What is required »
From the first line to the last, retype the records exactly and skip the pictures.

[Data records for software interfaces]
*** Block opens ***
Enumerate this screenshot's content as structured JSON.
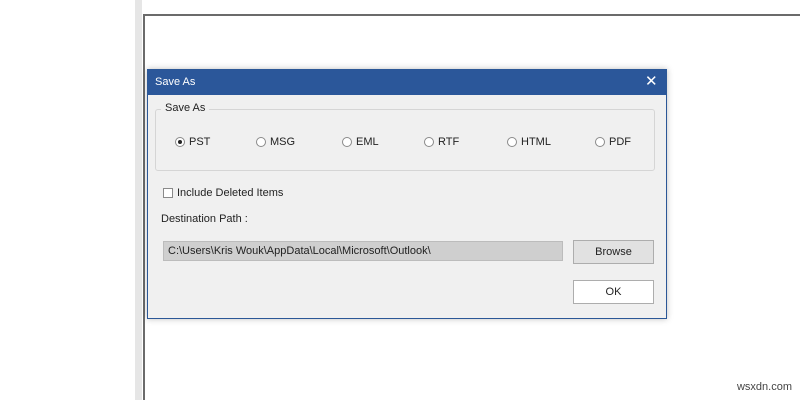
{
  "dialog": {
    "title": "Save As",
    "close_icon": "close-icon",
    "group_label": "Save As",
    "formats": [
      {
        "label": "PST",
        "selected": true
      },
      {
        "label": "MSG",
        "selected": false
      },
      {
        "label": "EML",
        "selected": false
      },
      {
        "label": "RTF",
        "selected": false
      },
      {
        "label": "HTML",
        "selected": false
      },
      {
        "label": "PDF",
        "selected": false
      }
    ],
    "include_deleted_label": "Include Deleted Items",
    "include_deleted_checked": false,
    "destination_label": "Destination Path :",
    "destination_path": "C:\\Users\\Kris Wouk\\AppData\\Local\\Microsoft\\Outlook\\",
    "browse_label": "Browse",
    "ok_label": "OK"
  },
  "colors": {
    "titlebar": "#2b579a",
    "dialog_bg": "#f0f0f0"
  },
  "watermark": "wsxdn.com"
}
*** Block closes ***
Output of the exercise »
Enumerate this screenshot's content as structured JSON.
{
  "dialog": {
    "title": "Save As",
    "close_icon": "close-icon",
    "group_label": "Save As",
    "formats": [
      {
        "label": "PST",
        "selected": true
      },
      {
        "label": "MSG",
        "selected": false
      },
      {
        "label": "EML",
        "selected": false
      },
      {
        "label": "RTF",
        "selected": false
      },
      {
        "label": "HTML",
        "selected": false
      },
      {
        "label": "PDF",
        "selected": false
      }
    ],
    "include_deleted_label": "Include Deleted Items",
    "include_deleted_checked": false,
    "destination_label": "Destination Path :",
    "destination_path": "C:\\Users\\Kris Wouk\\AppData\\Local\\Microsoft\\Outlook\\",
    "browse_label": "Browse",
    "ok_label": "OK"
  },
  "colors": {
    "titlebar": "#2b579a",
    "dialog_bg": "#f0f0f0"
  },
  "watermark": "wsxdn.com"
}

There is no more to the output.